[Data excerpts]

+++

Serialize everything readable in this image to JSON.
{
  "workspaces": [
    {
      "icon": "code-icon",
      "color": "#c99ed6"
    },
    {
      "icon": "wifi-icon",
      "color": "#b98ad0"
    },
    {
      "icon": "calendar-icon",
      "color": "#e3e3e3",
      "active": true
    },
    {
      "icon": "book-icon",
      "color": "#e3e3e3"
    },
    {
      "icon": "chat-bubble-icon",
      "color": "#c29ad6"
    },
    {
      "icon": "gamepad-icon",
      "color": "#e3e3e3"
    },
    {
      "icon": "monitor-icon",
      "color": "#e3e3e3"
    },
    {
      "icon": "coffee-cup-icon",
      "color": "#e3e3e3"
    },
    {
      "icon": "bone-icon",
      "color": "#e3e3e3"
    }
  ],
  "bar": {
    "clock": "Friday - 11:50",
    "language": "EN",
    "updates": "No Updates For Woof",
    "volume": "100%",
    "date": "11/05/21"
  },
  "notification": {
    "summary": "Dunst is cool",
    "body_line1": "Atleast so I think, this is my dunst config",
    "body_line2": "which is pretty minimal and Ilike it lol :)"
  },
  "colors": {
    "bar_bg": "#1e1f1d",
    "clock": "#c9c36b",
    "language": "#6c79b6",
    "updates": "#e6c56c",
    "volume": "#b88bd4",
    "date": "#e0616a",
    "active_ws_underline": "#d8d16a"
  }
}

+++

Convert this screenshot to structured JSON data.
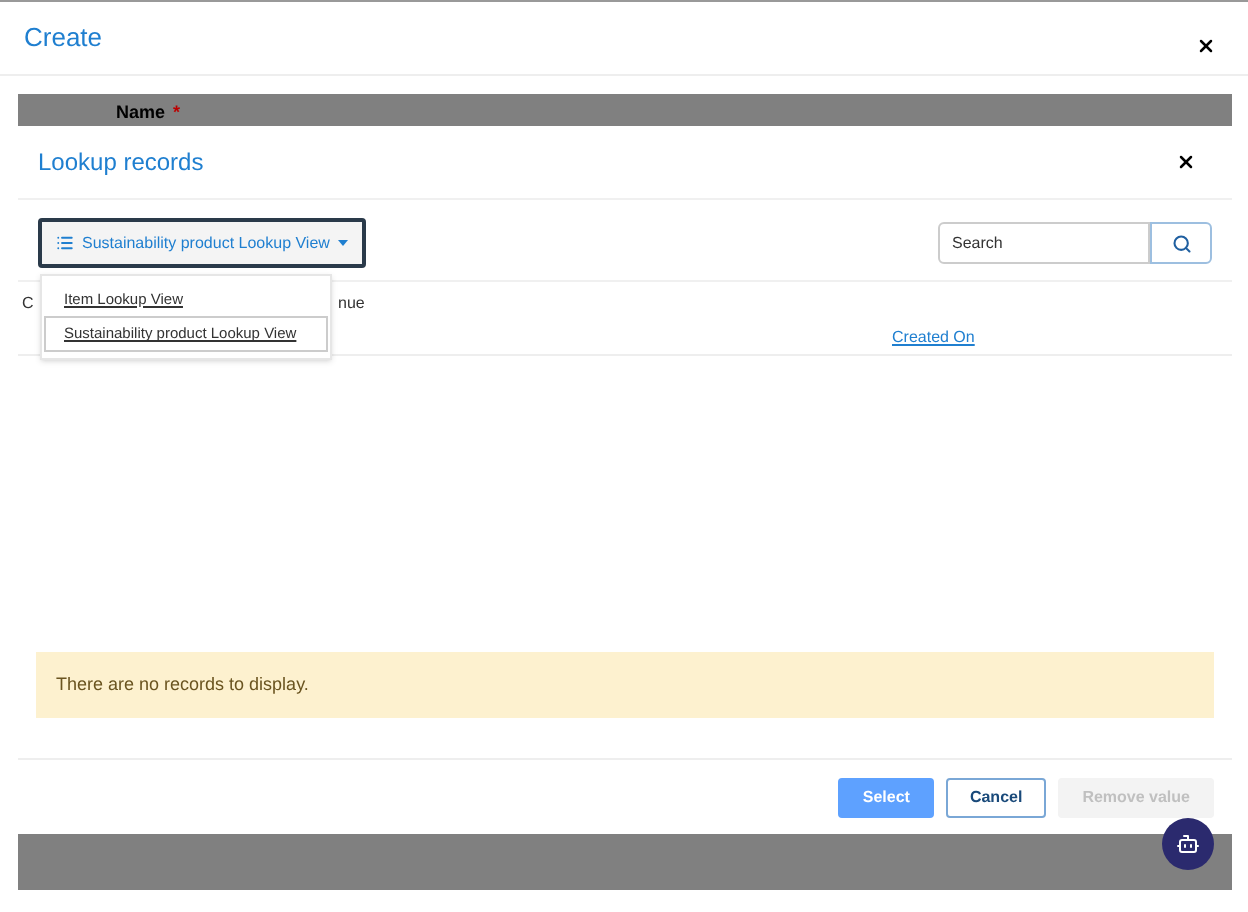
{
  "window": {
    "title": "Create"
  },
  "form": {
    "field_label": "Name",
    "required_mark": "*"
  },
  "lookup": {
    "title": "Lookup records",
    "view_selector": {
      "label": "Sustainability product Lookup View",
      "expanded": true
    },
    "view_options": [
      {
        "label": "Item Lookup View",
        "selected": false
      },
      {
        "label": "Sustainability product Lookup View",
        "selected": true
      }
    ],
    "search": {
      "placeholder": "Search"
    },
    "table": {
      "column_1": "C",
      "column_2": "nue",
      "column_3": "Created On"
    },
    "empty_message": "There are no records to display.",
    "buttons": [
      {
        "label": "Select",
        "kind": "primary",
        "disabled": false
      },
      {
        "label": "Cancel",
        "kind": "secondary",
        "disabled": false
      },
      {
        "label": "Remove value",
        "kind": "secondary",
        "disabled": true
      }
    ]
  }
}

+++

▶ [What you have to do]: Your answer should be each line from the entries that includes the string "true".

▶ [Answer section]:
      "active": true
      "expanded": true
        "selected": true
        "disabled": true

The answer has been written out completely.